OLE Nepal has focused on health activities for some years now. Recently they undertook a project to develop a suite of them with educators from the UN’s World Food Program. In their August newsletter they announced that project’s successful conclusion:
OLE Nepal has completed the development of interactive digital learning activities designed to promote awareness in agriculture, food security and nutrition amongst school children. This set of thirty activities were developed with support from [the WFP] and are correlated with the Grade 5 “Science, Health and Physical Education” subject prescribed by the national curriculum.
OLE Nepal developed the activities in both Nepali and English. [They] have already been integrated in OLE Nepal’s larger E-Paath activity suite, and distributed to all OLPC program schools.
This is great news. Now we just need to upload them to the Sugarlabs Activities Hub and help get them localized into more languages. The E-Paath bundle and wiki pages could use updates as well.
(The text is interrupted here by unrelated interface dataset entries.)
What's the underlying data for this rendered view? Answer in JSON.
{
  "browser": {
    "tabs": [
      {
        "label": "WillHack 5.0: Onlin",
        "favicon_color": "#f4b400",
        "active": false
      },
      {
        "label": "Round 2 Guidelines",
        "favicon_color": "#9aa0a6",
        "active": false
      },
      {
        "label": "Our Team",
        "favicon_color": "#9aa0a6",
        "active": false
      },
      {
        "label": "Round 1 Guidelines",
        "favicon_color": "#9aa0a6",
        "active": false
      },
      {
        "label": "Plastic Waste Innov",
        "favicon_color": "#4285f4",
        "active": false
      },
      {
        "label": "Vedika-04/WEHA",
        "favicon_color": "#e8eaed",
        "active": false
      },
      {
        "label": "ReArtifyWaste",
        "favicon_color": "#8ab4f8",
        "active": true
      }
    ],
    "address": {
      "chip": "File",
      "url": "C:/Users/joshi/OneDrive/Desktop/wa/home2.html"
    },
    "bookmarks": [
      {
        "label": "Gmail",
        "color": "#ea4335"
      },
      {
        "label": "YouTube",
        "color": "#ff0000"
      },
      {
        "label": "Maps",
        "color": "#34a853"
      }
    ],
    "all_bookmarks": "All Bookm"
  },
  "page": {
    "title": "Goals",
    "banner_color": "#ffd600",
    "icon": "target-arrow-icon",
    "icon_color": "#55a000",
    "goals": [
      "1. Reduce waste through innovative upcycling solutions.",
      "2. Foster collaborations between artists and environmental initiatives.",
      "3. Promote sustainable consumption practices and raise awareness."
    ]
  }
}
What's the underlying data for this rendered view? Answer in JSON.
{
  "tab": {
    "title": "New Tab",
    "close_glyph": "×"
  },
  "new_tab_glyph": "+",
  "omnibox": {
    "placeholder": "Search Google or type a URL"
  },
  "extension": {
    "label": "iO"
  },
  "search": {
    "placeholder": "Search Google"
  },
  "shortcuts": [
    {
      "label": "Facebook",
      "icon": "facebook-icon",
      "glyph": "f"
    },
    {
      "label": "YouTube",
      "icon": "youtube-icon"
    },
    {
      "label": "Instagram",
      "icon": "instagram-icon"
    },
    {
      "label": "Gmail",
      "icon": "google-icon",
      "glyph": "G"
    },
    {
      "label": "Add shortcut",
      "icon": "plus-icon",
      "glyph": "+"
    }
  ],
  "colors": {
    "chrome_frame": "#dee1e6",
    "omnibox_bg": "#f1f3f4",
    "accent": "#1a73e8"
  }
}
Rabi Karmacharya runs OLE Nepal, the local team in charge of implementing the current project in Nepal (with 2100 children and teachers at 26 schools). Today he posted an estimate of the total cost of their XO project — $77 per child per year. This includes network connectivity, school infrastruture, teacher training, repair, content creation, and administrative overhead for the project.
Rabi notes that many of these (connectivity, training, overhead) are fixed costs that go down with scale, and content creation is largely a one-time cost that they benefits all schools. And this project is still a pilot — less than 0.1% of the country’s primary school-age children. Other interesting details: their annual repair cost for the first year was just 2.5% – children and families are extremely careful with their laptops; something we have also observed in other Asian countries.
It’s tremendously useful to see this level of detail in shared data and experiences; thanks to the team for publishing it! They also publish an amazing country coverage map showing every school taking part in the project, with data about each one.
I hope to also see more of this school-level sharing of data and experiences, from environment and power considerations, to usage rates and general feedback, to published creative work of the students!
The WFP has been developing some lovely materials to support their work with OLPC in Nepal. In a recent animation short, Nim Doma Sherpa (the youngest woman to climb Mt. Everest) and an acrobatic yak (who seems to have been working with her for some time) snowboard down a mountain to deliver XOs to a school of children. Priceless.